# [PROMPT]
Reproduce every entry word for word. Drop all pictures from the copy.

◇ ◇ ◇

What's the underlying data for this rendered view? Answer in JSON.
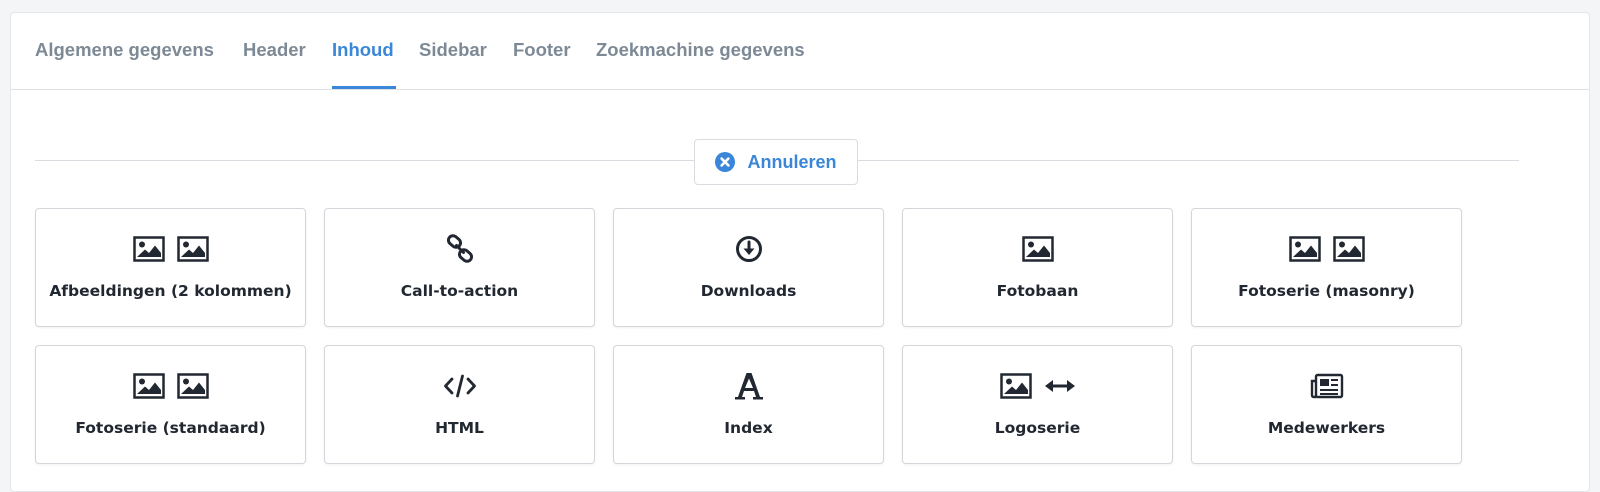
{
  "tabs": [
    {
      "label": "Algemene gegevens",
      "active": false
    },
    {
      "label": "Header",
      "active": false
    },
    {
      "label": "Inhoud",
      "active": true
    },
    {
      "label": "Sidebar",
      "active": false
    },
    {
      "label": "Footer",
      "active": false
    },
    {
      "label": "Zoekmachine gegevens",
      "active": false
    }
  ],
  "cancel_button": {
    "label": "Annuleren",
    "icon": "times-circle-icon"
  },
  "content_blocks": [
    {
      "label": "Afbeeldingen (2 kolommen)",
      "icons": [
        "image-icon",
        "image-icon"
      ]
    },
    {
      "label": "Call-to-action",
      "icons": [
        "link-icon"
      ]
    },
    {
      "label": "Downloads",
      "icons": [
        "download-circle-icon"
      ]
    },
    {
      "label": "Fotobaan",
      "icons": [
        "image-icon"
      ]
    },
    {
      "label": "Fotoserie (masonry)",
      "icons": [
        "image-icon",
        "image-icon"
      ]
    },
    {
      "label": "Fotoserie (standaard)",
      "icons": [
        "image-icon",
        "image-icon"
      ]
    },
    {
      "label": "HTML",
      "icons": [
        "code-icon"
      ]
    },
    {
      "label": "Index",
      "icons": [
        "font-a-icon"
      ]
    },
    {
      "label": "Logoserie",
      "icons": [
        "image-icon",
        "arrows-horizontal-icon"
      ]
    },
    {
      "label": "Medewerkers",
      "icons": [
        "newspaper-icon"
      ]
    }
  ],
  "colors": {
    "accent": "#3a86d8",
    "tab_inactive": "#7d8a96",
    "text": "#222831",
    "border": "#d3d7dc"
  }
}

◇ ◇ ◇

# [EXPECTED ANSWER]
What's the underlying data for this rendered view? Answer in JSON.
{
  "tabs": [
    {
      "label": "Algemene gegevens",
      "active": false
    },
    {
      "label": "Header",
      "active": false
    },
    {
      "label": "Inhoud",
      "active": true
    },
    {
      "label": "Sidebar",
      "active": false
    },
    {
      "label": "Footer",
      "active": false
    },
    {
      "label": "Zoekmachine gegevens",
      "active": false
    }
  ],
  "cancel_button": {
    "label": "Annuleren",
    "icon": "times-circle-icon"
  },
  "content_blocks": [
    {
      "label": "Afbeeldingen (2 kolommen)",
      "icons": [
        "image-icon",
        "image-icon"
      ]
    },
    {
      "label": "Call-to-action",
      "icons": [
        "link-icon"
      ]
    },
    {
      "label": "Downloads",
      "icons": [
        "download-circle-icon"
      ]
    },
    {
      "label": "Fotobaan",
      "icons": [
        "image-icon"
      ]
    },
    {
      "label": "Fotoserie (masonry)",
      "icons": [
        "image-icon",
        "image-icon"
      ]
    },
    {
      "label": "Fotoserie (standaard)",
      "icons": [
        "image-icon",
        "image-icon"
      ]
    },
    {
      "label": "HTML",
      "icons": [
        "code-icon"
      ]
    },
    {
      "label": "Index",
      "icons": [
        "font-a-icon"
      ]
    },
    {
      "label": "Logoserie",
      "icons": [
        "image-icon",
        "arrows-horizontal-icon"
      ]
    },
    {
      "label": "Medewerkers",
      "icons": [
        "newspaper-icon"
      ]
    }
  ],
  "colors": {
    "accent": "#3a86d8",
    "tab_inactive": "#7d8a96",
    "text": "#222831",
    "border": "#d3d7dc"
  }
}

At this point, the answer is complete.